Emma Olsen
Gabby Wright using the wind trainer her dad built her
Gabby Wright using the wind trainer her dad built her  Gabby Wright

New Zealand's nationwide lockdown helped a para-athlete train more than she usually would.

Gabby Wright, 15, was playing netball one day and was paralysed the next.

In 2016, she picked up an everyday cold that triggered an auto-immune response and left her with absolutely no function or movement below her waist.

An MRI and Lumbar puncture diagnosed her with Transverse Myelitis, a condition that is essentially inflammation of the spinal cord resulting in a neurological disorder, causing paralysis below the level of the inflammation.

Ever since, the Pakuranga College year 11 student has focused on one day being able to walk again, but in the meantime, is finding the positives of her condition and building on them.

"Because I always loved playing sports, I started to think about what sports I could play in a wheelchair. I tried both basketball and tennis.

"But because I am very competitive and want to play for more than just fun, I started to think about other sports that I could go to the Paralympics and compete in."

When Gabby was young she used to enjoy athletics and race in the 100m and 200m sprints. She's always had an interest in the sport and was keen to become a para-athlete.

"Last year I entered the Halberg games as part of the Parafed Auckland team. This is where I found a love for wheelchair racing."

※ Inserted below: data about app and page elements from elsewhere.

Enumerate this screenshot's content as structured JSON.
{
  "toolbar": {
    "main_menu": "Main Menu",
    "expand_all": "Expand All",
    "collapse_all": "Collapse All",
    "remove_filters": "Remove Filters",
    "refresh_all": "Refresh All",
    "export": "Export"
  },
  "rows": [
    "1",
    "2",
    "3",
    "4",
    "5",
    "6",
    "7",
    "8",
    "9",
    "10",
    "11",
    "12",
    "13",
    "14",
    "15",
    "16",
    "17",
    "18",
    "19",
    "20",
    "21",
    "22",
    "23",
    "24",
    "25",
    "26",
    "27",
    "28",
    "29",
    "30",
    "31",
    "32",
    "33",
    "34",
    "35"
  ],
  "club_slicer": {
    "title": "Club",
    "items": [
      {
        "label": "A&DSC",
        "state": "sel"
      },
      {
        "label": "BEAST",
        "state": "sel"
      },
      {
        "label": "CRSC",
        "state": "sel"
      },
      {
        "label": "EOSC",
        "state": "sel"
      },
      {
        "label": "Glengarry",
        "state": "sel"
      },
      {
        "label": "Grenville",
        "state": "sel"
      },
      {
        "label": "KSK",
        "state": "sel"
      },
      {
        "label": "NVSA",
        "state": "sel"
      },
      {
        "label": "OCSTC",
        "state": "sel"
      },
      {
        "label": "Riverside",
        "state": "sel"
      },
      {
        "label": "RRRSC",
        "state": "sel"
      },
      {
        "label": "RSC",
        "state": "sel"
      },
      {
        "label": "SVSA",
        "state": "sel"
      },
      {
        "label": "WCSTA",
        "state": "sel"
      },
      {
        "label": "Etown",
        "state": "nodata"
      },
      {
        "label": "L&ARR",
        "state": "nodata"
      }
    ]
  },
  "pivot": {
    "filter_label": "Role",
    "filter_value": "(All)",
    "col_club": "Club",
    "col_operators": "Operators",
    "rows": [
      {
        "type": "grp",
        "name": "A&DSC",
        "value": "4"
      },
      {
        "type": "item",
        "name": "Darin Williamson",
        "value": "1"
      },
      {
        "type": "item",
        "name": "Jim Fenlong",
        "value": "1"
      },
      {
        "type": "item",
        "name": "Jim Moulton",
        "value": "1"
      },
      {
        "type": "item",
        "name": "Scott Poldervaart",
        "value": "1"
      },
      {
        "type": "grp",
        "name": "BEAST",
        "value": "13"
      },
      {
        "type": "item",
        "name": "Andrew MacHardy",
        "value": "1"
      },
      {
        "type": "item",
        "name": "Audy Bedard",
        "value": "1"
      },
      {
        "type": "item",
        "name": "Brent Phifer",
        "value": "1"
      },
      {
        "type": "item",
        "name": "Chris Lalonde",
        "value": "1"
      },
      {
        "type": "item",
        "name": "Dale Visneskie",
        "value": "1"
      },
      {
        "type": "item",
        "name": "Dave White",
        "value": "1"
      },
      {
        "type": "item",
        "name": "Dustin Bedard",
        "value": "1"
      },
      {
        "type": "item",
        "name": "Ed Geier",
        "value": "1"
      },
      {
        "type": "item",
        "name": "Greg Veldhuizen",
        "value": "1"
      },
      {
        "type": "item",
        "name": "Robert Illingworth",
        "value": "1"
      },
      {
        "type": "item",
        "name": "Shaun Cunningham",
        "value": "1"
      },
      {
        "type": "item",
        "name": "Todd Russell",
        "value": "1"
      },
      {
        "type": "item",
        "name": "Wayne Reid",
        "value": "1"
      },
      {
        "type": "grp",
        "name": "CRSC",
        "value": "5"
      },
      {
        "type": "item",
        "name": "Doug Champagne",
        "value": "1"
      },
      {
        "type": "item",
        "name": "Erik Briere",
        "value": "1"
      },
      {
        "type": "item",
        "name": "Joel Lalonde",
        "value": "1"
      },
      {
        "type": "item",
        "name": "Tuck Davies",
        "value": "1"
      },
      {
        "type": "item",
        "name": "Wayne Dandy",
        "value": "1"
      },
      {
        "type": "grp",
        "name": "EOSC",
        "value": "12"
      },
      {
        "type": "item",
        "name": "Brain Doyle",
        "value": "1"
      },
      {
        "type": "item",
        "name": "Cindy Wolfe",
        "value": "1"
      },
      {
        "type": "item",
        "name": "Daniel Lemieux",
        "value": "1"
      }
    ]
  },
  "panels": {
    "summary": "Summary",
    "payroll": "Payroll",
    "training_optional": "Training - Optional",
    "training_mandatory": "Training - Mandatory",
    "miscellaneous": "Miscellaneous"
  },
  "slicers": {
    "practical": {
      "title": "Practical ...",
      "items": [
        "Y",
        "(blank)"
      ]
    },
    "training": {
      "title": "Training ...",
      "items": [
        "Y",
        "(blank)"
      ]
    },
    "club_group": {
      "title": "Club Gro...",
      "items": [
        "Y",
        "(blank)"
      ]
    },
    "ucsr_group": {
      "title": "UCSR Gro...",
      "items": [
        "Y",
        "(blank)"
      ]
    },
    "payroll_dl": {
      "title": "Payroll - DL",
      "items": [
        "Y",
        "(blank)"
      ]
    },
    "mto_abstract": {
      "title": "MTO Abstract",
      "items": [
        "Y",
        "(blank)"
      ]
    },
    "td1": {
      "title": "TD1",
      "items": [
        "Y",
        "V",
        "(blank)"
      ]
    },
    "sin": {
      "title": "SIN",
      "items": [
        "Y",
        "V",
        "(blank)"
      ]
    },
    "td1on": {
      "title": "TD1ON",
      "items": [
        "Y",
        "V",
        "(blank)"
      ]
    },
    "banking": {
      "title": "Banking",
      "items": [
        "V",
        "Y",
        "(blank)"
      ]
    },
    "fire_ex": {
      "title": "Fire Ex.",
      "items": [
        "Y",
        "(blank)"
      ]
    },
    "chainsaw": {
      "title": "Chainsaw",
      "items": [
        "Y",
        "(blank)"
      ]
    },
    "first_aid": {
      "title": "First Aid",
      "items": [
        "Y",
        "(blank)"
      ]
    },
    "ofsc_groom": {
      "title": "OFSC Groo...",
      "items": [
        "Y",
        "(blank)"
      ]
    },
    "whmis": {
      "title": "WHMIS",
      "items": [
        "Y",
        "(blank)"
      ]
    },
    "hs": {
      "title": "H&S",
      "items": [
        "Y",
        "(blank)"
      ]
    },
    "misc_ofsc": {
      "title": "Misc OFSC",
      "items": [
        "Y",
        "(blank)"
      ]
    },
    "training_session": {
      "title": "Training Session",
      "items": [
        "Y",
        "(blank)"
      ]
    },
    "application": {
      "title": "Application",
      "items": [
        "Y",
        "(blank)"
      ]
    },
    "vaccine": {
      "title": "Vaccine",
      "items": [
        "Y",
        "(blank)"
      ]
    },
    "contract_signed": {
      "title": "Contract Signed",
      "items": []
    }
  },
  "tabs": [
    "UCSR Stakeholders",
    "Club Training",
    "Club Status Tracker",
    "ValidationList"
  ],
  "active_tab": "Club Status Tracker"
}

Gabby training for athletics on track before lockdown
Gabby training for athletics on track before lockdown Gabby Wright

Gabby is renting a racing chair from Parafed Auckland and has weekly coaching sessions with the Parafed Coach.

COVID-19 has been good for Gabby and her training, to which she admitted it has given her the opportunity to train even more than she did before lockdown.

"My coach and I see it as a chance to do a lot of work to improve my endurance and fitness. My dad has built a wind-trainer for my race chair and I have three coaching sessions a week via video call, as well as doing strength and conditioning classes."

Wheeling up and down the driveway and doing an online boot camp with functional adaptive movement has become Gabby's everyday routine.

"Online training is very weird, something you have to get used to especially when you have a coach that's not good with technology. But, I'm glad we were able to do it this way because if we weren't, I would have been unable to train and lost all the progress I have made."

Training for Nationals in Tauranga at the end of the year is Gabby's next target and she wants to enter as many competitions as possible.

Her overall goal in athletics is to take it as far as she can and all going well, would like to go to the 2024 Paralympics in Paris.

"To reach this goal, I will keep training with my coach and continually working to improve my technique and fitness. Next year I'd like to look at trying to get some funding to get my own custom made racing chair, which will help me a lot."

Gabby and her training partner Jaden
Gabby and her training partner Jaden Gabby Wright